=== Begin Enclosure ===

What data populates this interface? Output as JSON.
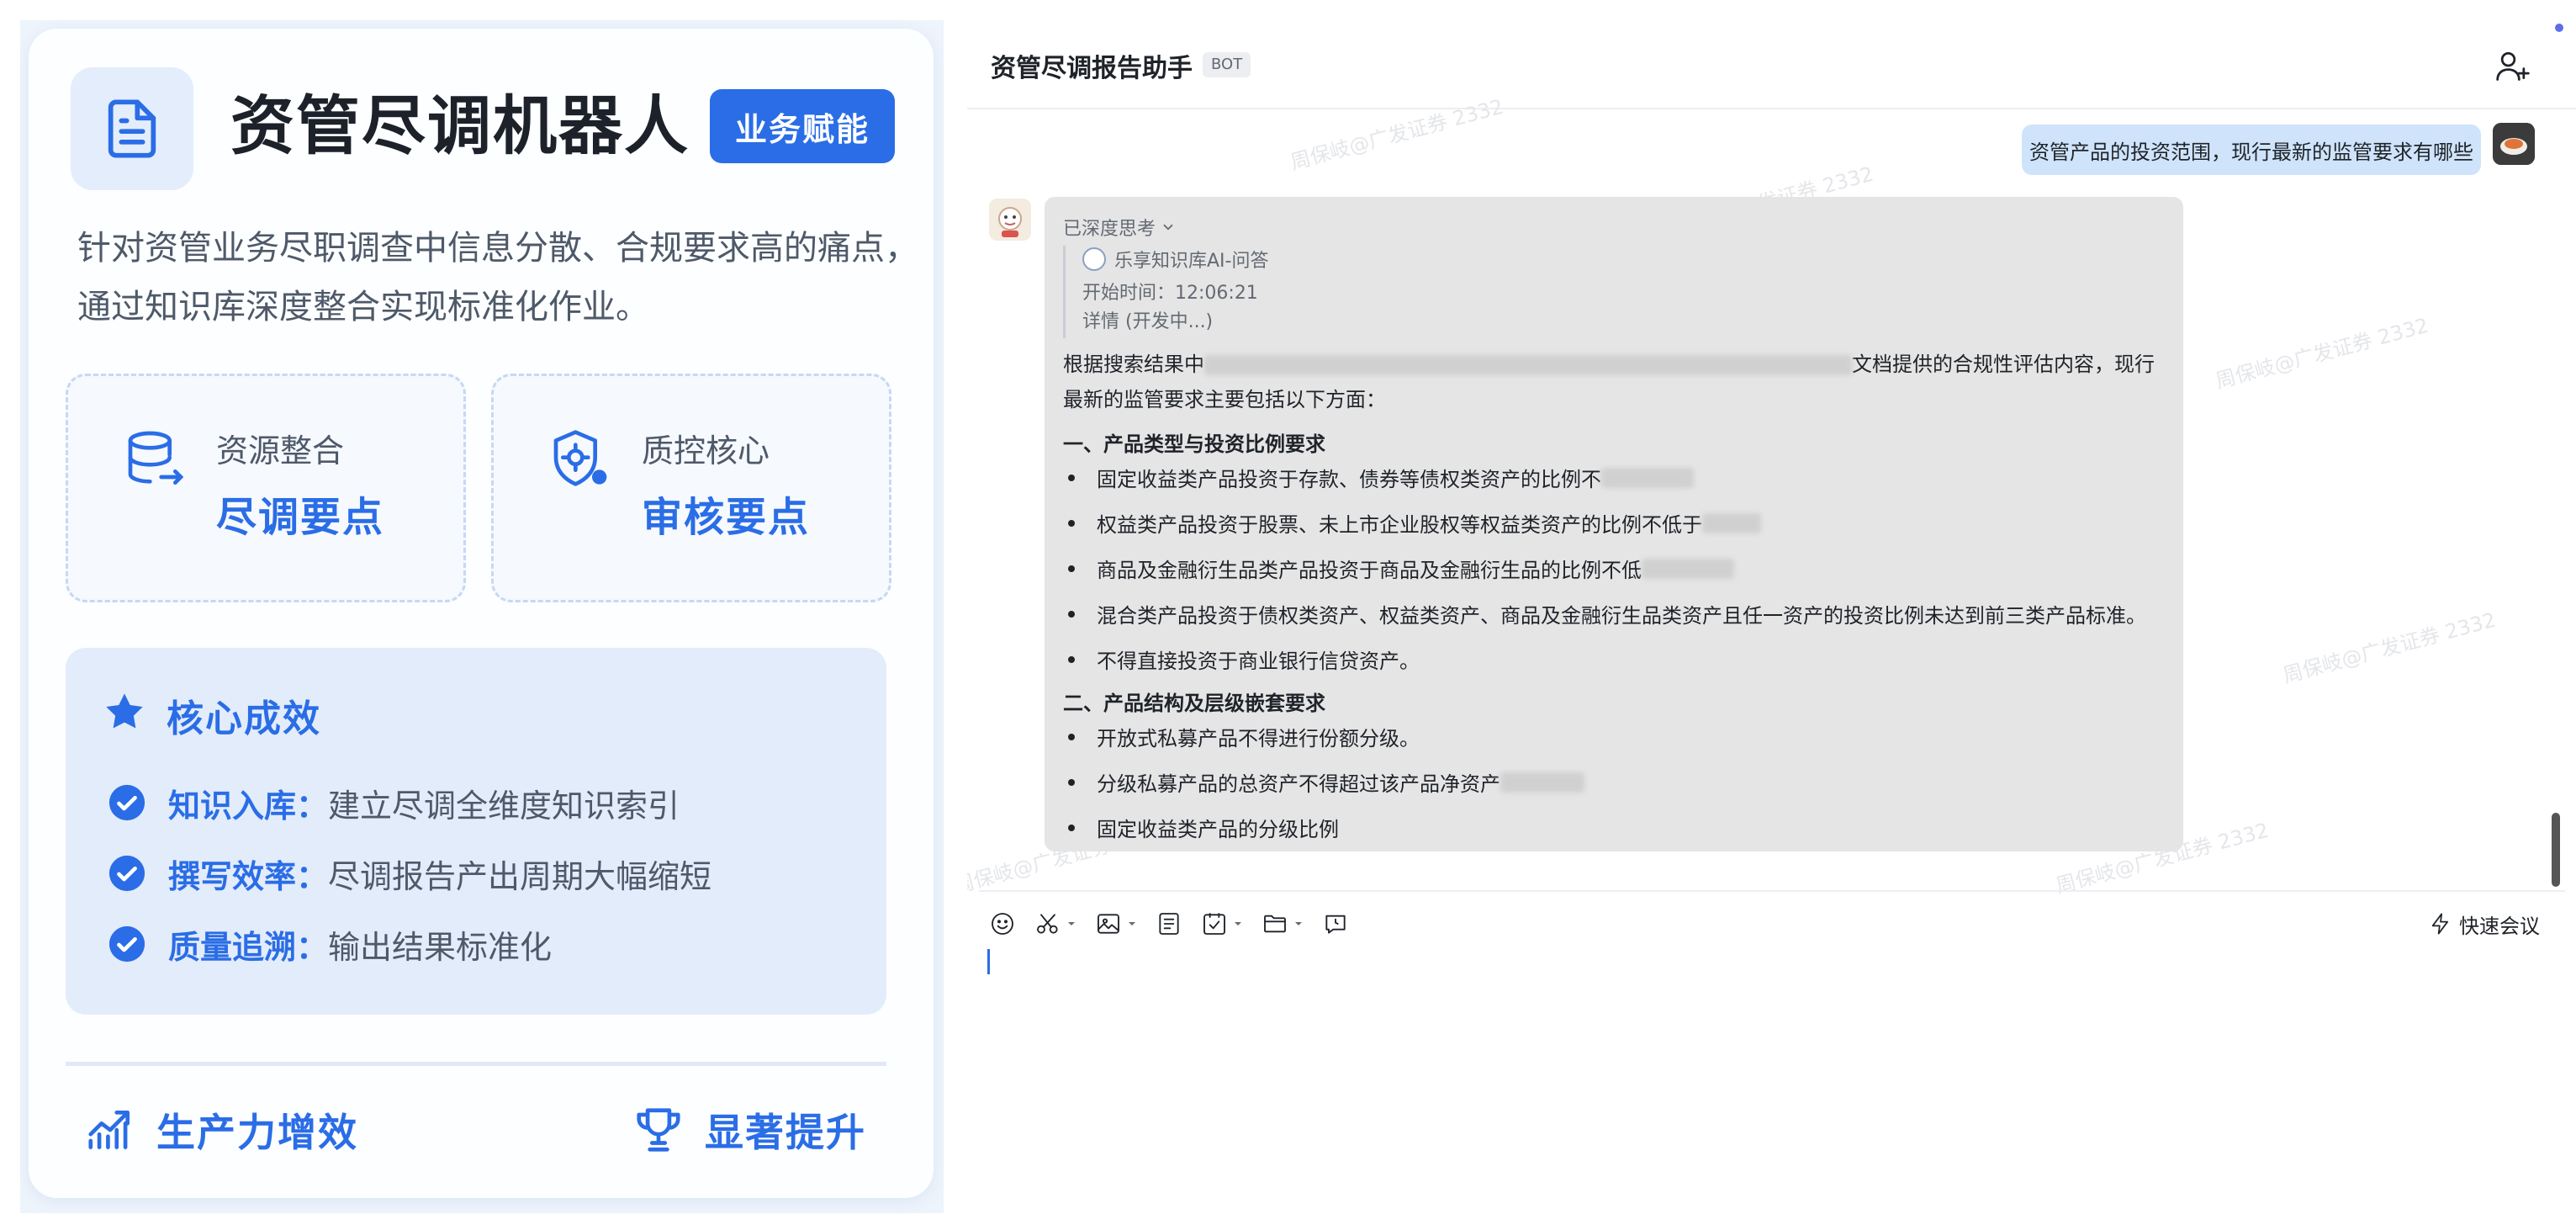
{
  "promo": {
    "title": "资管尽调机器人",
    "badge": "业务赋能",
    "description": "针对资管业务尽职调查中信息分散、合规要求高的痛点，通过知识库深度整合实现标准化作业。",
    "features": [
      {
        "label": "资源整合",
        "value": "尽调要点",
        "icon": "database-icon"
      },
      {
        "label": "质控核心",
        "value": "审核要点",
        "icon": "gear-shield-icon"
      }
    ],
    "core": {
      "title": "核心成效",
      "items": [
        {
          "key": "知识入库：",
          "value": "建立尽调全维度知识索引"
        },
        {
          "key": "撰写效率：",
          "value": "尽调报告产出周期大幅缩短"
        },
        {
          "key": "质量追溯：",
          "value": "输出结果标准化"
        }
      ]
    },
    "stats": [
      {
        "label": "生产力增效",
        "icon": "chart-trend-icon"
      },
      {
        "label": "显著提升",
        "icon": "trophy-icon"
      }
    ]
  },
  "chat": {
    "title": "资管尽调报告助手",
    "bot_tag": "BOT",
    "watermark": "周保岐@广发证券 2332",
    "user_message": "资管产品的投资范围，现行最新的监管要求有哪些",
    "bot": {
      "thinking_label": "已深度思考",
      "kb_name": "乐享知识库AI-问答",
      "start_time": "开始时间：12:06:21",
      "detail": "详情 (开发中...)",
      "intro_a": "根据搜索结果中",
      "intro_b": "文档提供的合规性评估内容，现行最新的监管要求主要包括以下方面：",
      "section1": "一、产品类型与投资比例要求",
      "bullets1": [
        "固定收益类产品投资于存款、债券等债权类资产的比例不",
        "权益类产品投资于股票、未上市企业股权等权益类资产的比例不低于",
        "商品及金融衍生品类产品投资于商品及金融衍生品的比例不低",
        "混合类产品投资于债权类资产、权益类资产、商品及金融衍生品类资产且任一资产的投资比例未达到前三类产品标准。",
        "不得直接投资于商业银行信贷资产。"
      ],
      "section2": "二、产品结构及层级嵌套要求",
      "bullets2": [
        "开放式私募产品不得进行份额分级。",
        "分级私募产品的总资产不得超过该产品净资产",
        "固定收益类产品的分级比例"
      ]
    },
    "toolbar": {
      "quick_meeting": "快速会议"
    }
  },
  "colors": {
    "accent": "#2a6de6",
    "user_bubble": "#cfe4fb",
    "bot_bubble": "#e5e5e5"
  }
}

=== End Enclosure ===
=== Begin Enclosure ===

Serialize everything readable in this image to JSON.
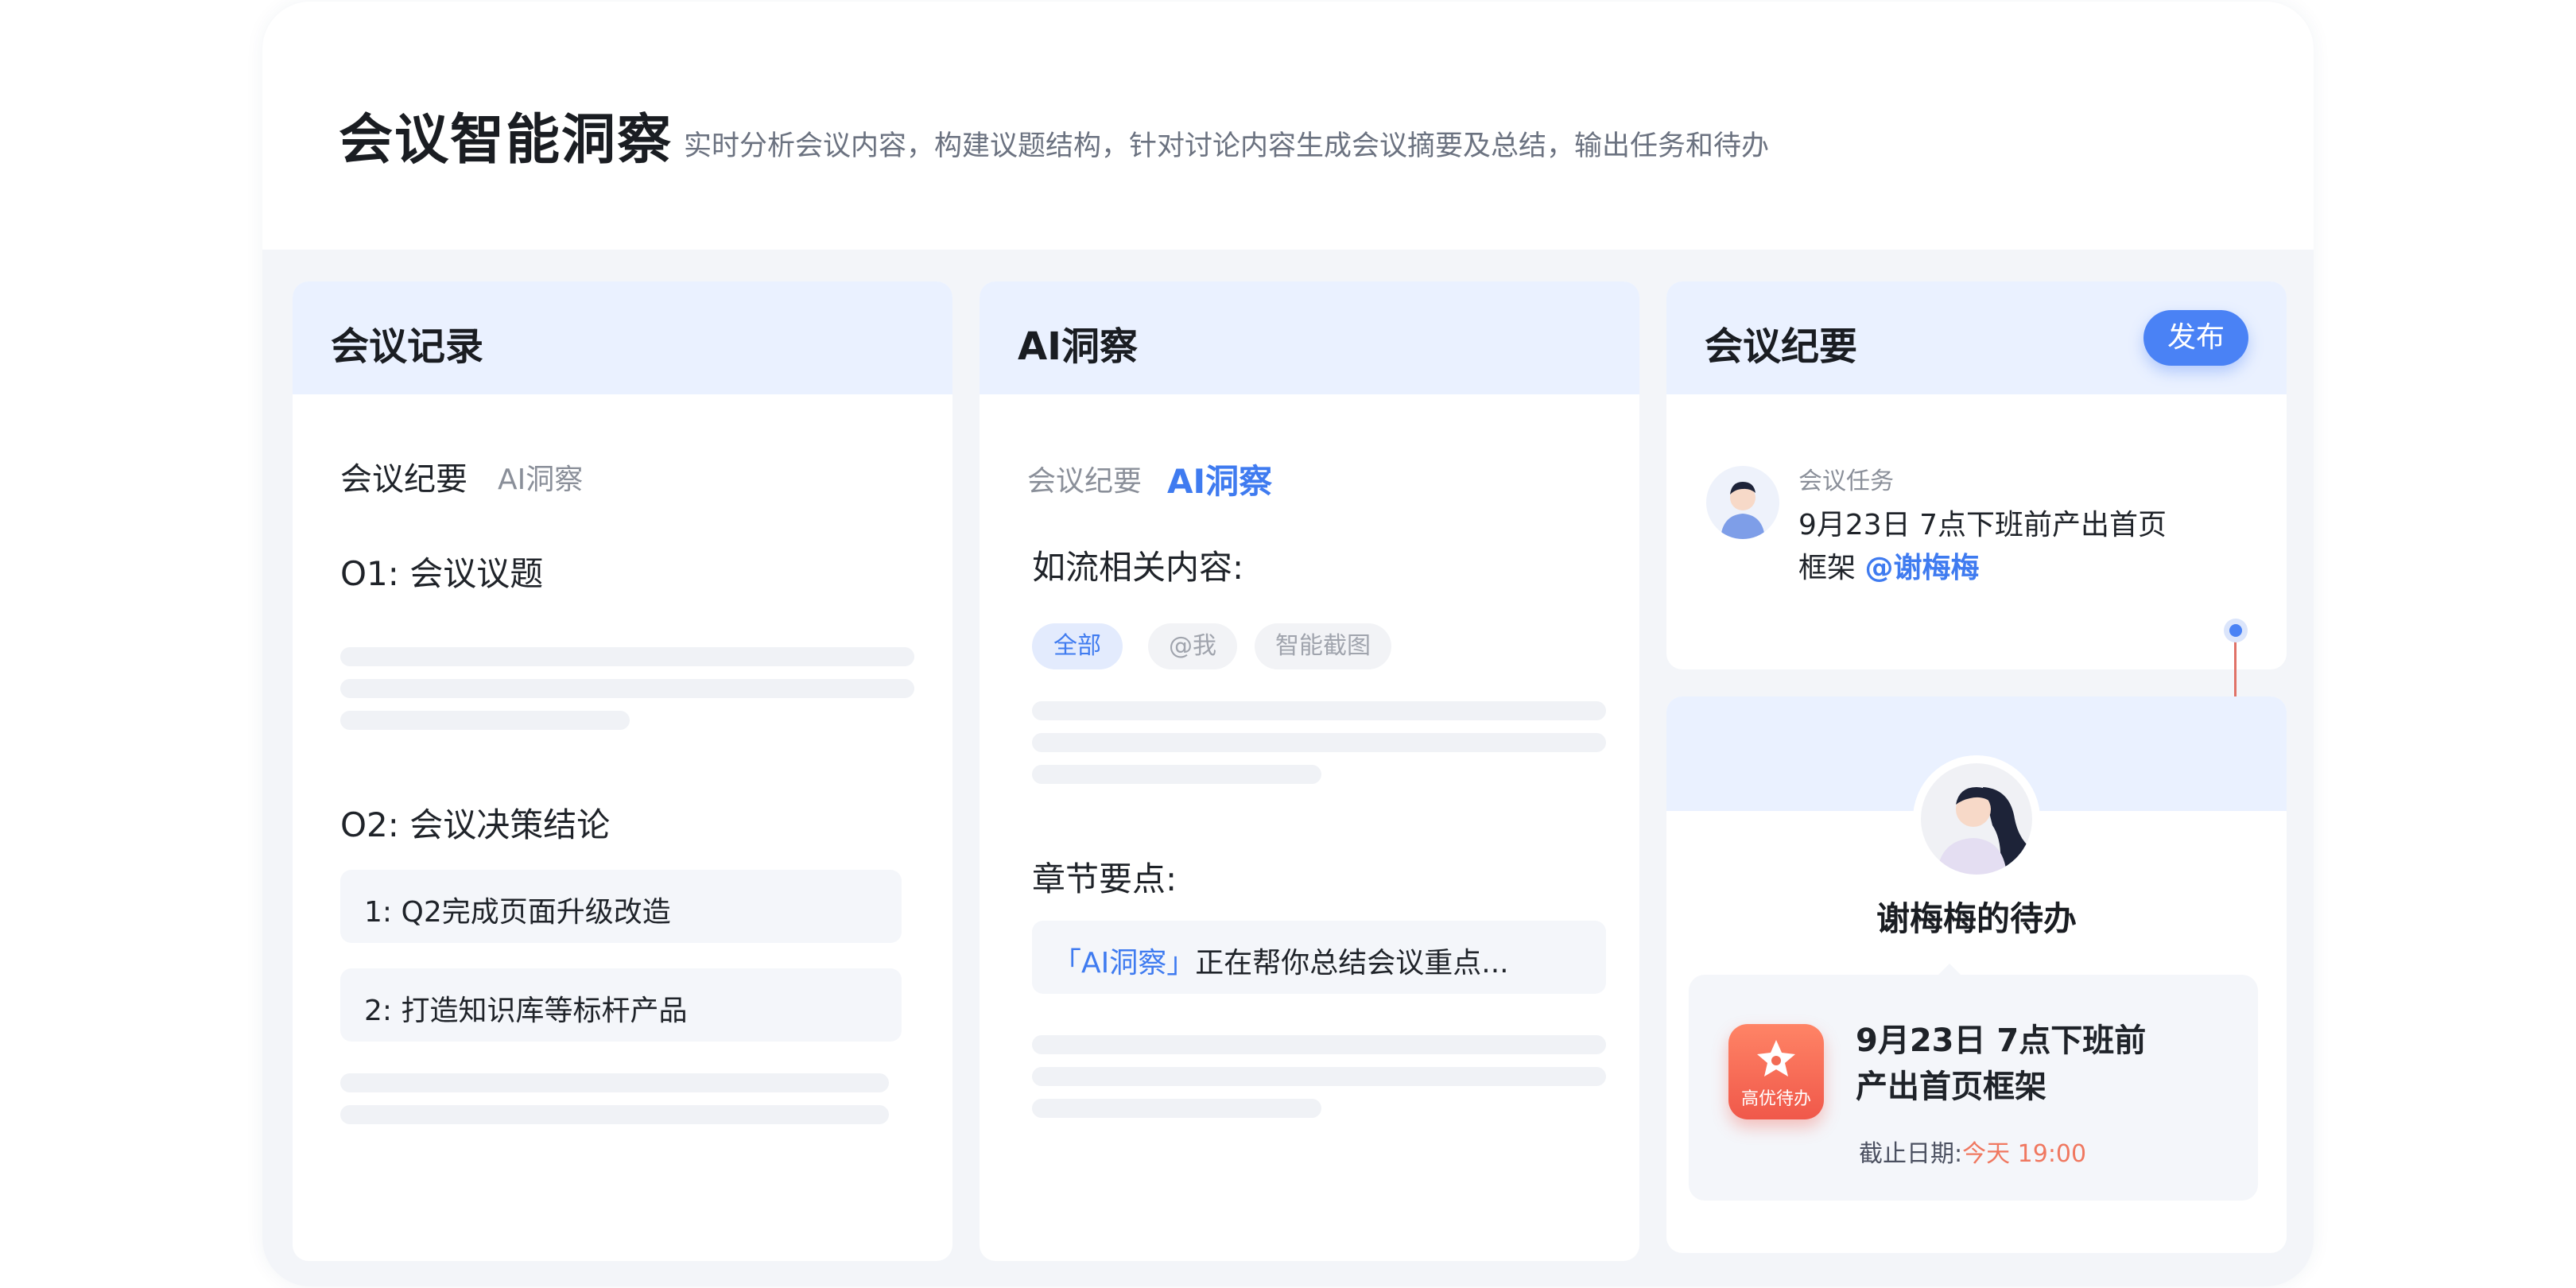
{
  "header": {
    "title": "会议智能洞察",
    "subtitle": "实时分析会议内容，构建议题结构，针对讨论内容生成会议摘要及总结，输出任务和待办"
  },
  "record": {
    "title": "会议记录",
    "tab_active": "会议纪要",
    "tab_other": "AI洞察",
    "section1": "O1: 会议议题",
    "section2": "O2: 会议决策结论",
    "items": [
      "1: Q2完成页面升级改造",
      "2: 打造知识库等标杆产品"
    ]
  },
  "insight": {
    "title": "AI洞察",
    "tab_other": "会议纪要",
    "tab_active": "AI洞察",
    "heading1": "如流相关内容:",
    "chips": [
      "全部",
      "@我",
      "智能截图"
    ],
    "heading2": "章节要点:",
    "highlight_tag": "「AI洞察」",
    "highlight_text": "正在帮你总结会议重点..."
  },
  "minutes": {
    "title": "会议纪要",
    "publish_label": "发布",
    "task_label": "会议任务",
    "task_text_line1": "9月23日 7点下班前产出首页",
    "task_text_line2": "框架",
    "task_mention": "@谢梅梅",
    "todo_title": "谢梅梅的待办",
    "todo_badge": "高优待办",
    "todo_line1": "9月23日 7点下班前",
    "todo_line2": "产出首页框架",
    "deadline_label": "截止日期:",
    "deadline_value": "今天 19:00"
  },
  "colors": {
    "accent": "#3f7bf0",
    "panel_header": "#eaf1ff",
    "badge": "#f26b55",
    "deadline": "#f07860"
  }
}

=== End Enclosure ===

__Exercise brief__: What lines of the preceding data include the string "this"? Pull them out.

__Result of the exercise__:
What data populates this interface? Output as JSON.
Serialize everything readable in this image to JSON.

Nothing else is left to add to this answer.